An inmate finally ran to the medical department to see if a nurse would help. She did not. A sergeant walked up and Officer Creepy repeated the “faking it” story. He walked on. Eventually an ambulance crew showed up (well over an hour later) and took the man away. He never returned. We later heard that he was DOA when the ambulance crew arrived at the camp to pick him up.

One night I woke up with an excruciating toothache. I spoke to the CO working our building, but he said I’d have to fill out a sick slip to request an appointment to see the dentist, who only visited the camp one day per week. When my appointment finally rolled around, I was sitting in the chair with my mouth wide open, overhead light shining inside, and with the dentist preparing to dig in, when in walks Officer Creepy. She was assigned to guard the medical offices that day. So she comes chair-side and begins to talk to the dentist about how degrading it must be to work on the teeth of a piece-of-s*** prisoner.

The dentist, a retiree and an extremely nice man who treated everyone as people, not animals, told her that he loved his job and he enjoyed helping others who really aren’t in a position to help themselves. For some reason that really set her off. She told him I was faking. He contradicted her saying his exam proved otherwise. She then ordered me to open my mouth really wide. And then, and I couldn’t believe it, she jammed her bare, who-knows-where-it’s-been index finger into my mouth and started forcefully jabbing at my teeth, saying, “Does that hurt? Does it? Well, does it?”

The doctor protested meekly, but she continued her tirade. Clearly she intimidated the elderly and frail dentist, and he did nothing to stop her.

When she finished poking around she placed her hand on the side of my face and pushed my head to the side. She ordered me back to the dorm. The dentist pleaded my case to her and she finally consented to let him finish the filling.

Sometimes she’d come to our dorm and go into our “cubes” where she’d toss our belongings into a messy pile in the center of the floor. I mean she threw it all, including mattresses, sheets, pillows, food items, books, papers, pencils, cups, and shoes. Then she’d tell us we had five minutes to clean it all up. Sometimes, after we got it all squared away she’d returned and do it all over again.

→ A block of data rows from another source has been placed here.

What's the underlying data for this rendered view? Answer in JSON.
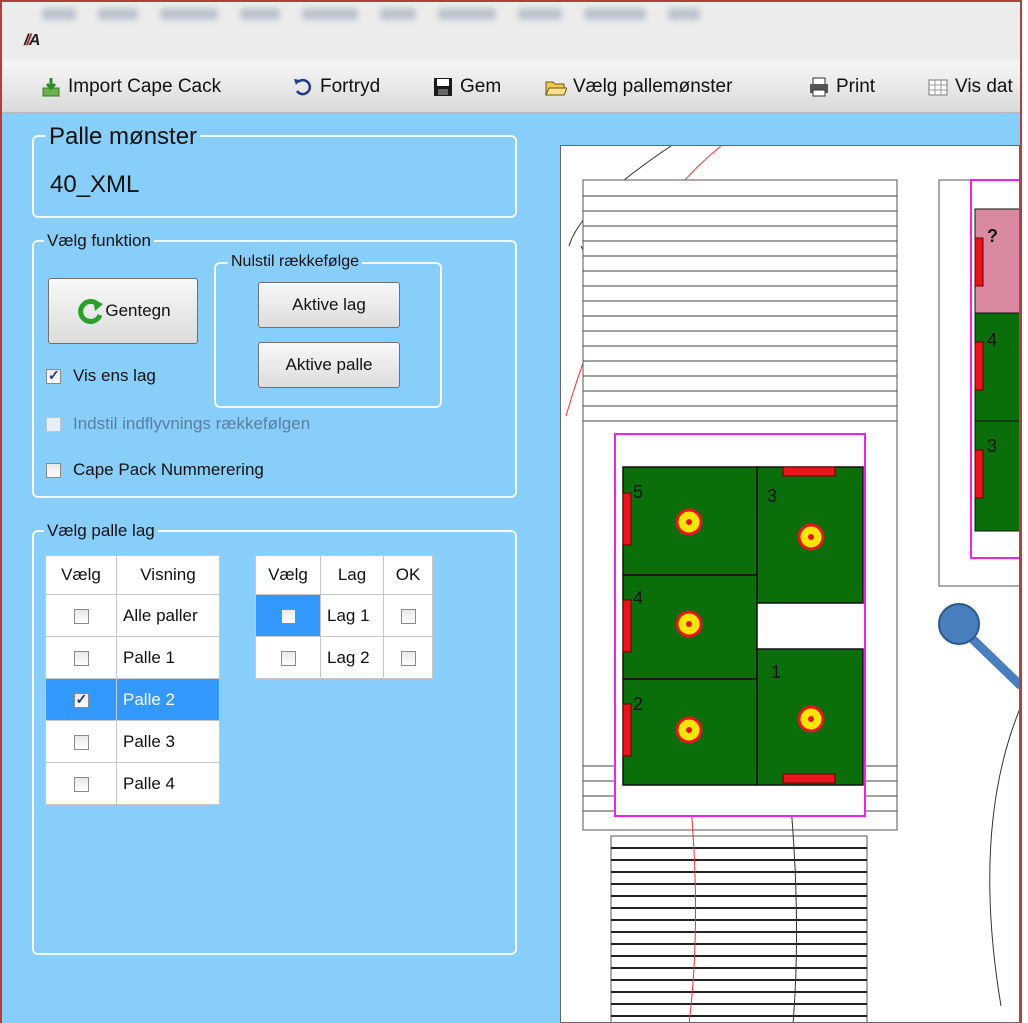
{
  "toolbar": {
    "items": [
      {
        "label": "Import Cape Cack",
        "icon": "import-icon"
      },
      {
        "label": "Fortryd",
        "icon": "undo-icon"
      },
      {
        "label": "Gem",
        "icon": "save-icon"
      },
      {
        "label": "Vælg pallemønster",
        "icon": "open-folder-icon"
      },
      {
        "label": "Print",
        "icon": "printer-icon"
      },
      {
        "label": "Vis dat",
        "icon": "grid-icon"
      }
    ]
  },
  "pattern": {
    "legend": "Palle mønster",
    "value": "40_XML"
  },
  "functions": {
    "legend": "Vælg funktion",
    "redraw_label": "Gentegn",
    "reset_group_legend": "Nulstil rækkefølge",
    "active_layer_label": "Aktive lag",
    "active_pallet_label": "Aktive palle",
    "show_same_layers_label": "Vis ens lag",
    "show_same_layers_checked": true,
    "approach_order_label": "Indstil indflyvnings rækkefølgen",
    "approach_order_enabled": false,
    "cape_pack_numbering_label": "Cape Pack Nummerering"
  },
  "pallet_layers": {
    "legend": "Vælg palle  lag",
    "pallet_table": {
      "headers": [
        "Vælg",
        "Visning"
      ],
      "rows": [
        {
          "label": "Alle paller",
          "checked": false,
          "selected": false
        },
        {
          "label": "Palle 1",
          "checked": false,
          "selected": false
        },
        {
          "label": "Palle 2",
          "checked": true,
          "selected": true
        },
        {
          "label": "Palle 3",
          "checked": false,
          "selected": false
        },
        {
          "label": "Palle 4",
          "checked": false,
          "selected": false
        }
      ]
    },
    "layer_table": {
      "headers": [
        "Vælg",
        "Lag",
        "OK"
      ],
      "rows": [
        {
          "label": "Lag 1",
          "checked": false,
          "ok": false,
          "selected": true
        },
        {
          "label": "Lag 2",
          "checked": false,
          "ok": false,
          "selected": false
        }
      ]
    }
  },
  "drawing": {
    "left_pallet_boxes": [
      "5",
      "3",
      "4",
      "1",
      "2"
    ],
    "right_pallet_boxes": [
      "?",
      "4",
      "3"
    ],
    "colors": {
      "box_fill": "#0a6e0a",
      "box_highlight": "#d98aa0",
      "marker_red": "#e8161c",
      "target_yellow": "#ffe600",
      "pallet_outline": "#ee22ee",
      "robot_arm": "#4a7fbf"
    }
  }
}
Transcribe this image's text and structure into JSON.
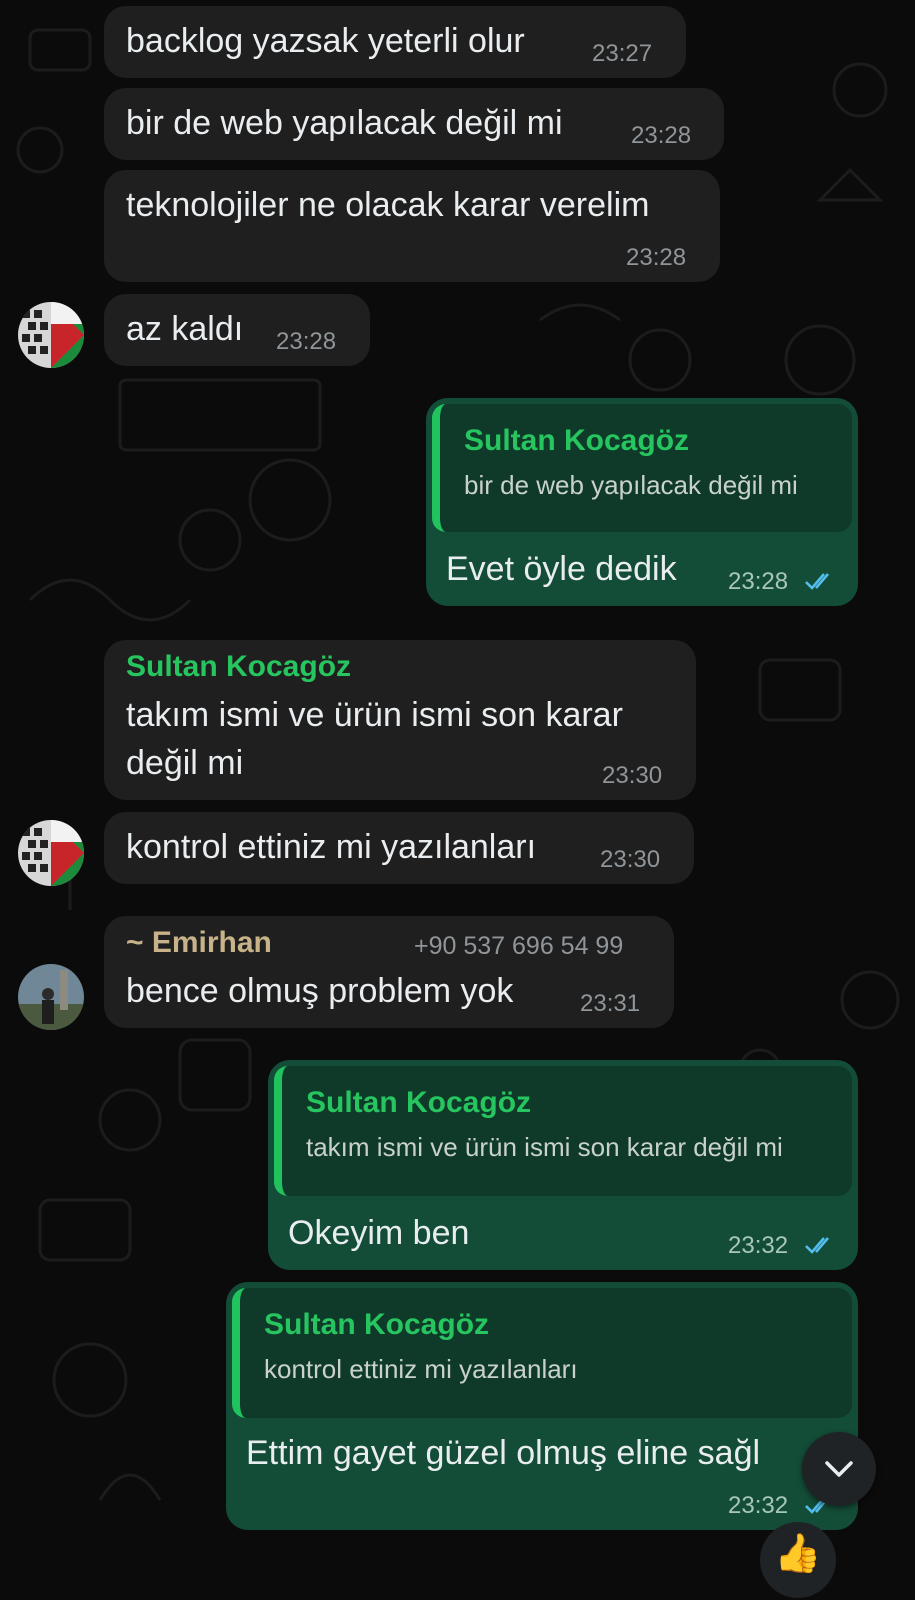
{
  "messages": [
    {
      "text": "backlog yazsak yeterli olur",
      "time": "23:27"
    },
    {
      "text": "bir de web yapılacak değil mi",
      "time": "23:28"
    },
    {
      "text": "teknolojiler ne olacak karar verelim",
      "time": "23:28"
    },
    {
      "text": "az kaldı",
      "time": "23:28"
    },
    {
      "quote_author": "Sultan Kocagöz",
      "quote_text": "bir de web yapılacak değil mi",
      "text": "Evet öyle dedik",
      "time": "23:28"
    },
    {
      "sender": "Sultan Kocagöz",
      "text_line1": "takım ismi ve ürün ismi son karar",
      "text_line2": "değil mi",
      "time": "23:30"
    },
    {
      "text": "kontrol ettiniz mi yazılanları",
      "time": "23:30"
    },
    {
      "sender": "~ Emirhan",
      "phone": "+90 537 696 54 99",
      "text": "bence olmuş problem yok",
      "time": "23:31"
    },
    {
      "quote_author": "Sultan Kocagöz",
      "quote_text": "takım ismi ve ürün ismi son karar değil mi",
      "text": "Okeyim ben",
      "time": "23:32"
    },
    {
      "quote_author": "Sultan Kocagöz",
      "quote_text": "kontrol ettiniz mi yazılanları",
      "text": "Ettim gayet güzel olmuş eline sağl",
      "time": "23:32"
    }
  ],
  "reaction": "👍",
  "icons": {
    "read_receipt": "double-check-icon",
    "scroll_down": "chevron-down-icon"
  },
  "colors": {
    "background": "#0b0b0b",
    "incoming_bubble": "#1f1f1f",
    "outgoing_bubble": "#134d37",
    "sender_green": "#27c55f",
    "sender_tan": "#c8b289",
    "read_tick": "#53bdeb"
  }
}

One night the officer working our dorm, a really nice man who said he came to the U.S. from Africa, told me to mop and buff the hallway floors in the administrative section of the building. It’s the part of the building where the counselors and ranking CO’s office’s are located. There’s no one back there at night. I grabbed the tools and supplies and the CO let me inside. He told me to knock when I was ready to come out. Each of the office areas were securely locked and there was nowhere else to go so it was not unusual for them to lock us inside the hallway to work. I really didn’t mind the extra duty because it was quiet back there, with no shouting, smelly inmates to deal with while you’re trying to read or write letters.

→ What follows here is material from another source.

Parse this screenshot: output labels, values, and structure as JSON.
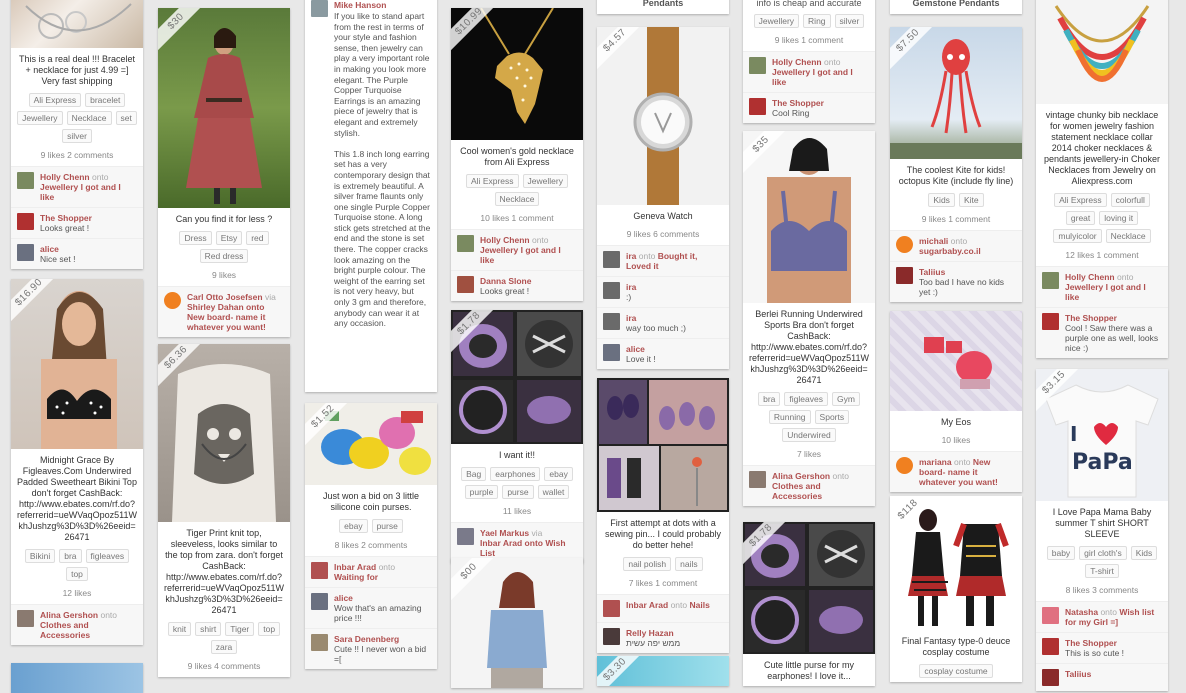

As I was getting ready to begin, an office door opened around the corner. I turned just in time to see Officer Creepy and another female guard—not the same one mentioned earlier—come out. Both were adjusting their uniforms and securing buttons. Creepy kissed the other officer on the cheek and turned to head back to the dorm. That’s when she saw me and I prepared myself for a trip to “the hole.” I was certain that she would come up with something that would land me in solitary for a long, long time, just to save her own skin.

However, she surprised me by walking past without saying a word. Nothing. Not even eye contact.

The night passed and still nothing happened. Then a week passed.

I never saw her at the camp again. I don’t know if she quit, or what. All I know is that it felt like a huge weight had been lifted from my shoulders. No more “visits” from her.

Like I said, to some these incidents probably seem minor. As far as I’m concerned, though, Officer Creepy was a bully and a sex offender. Sadly, the system supports her type of behavior.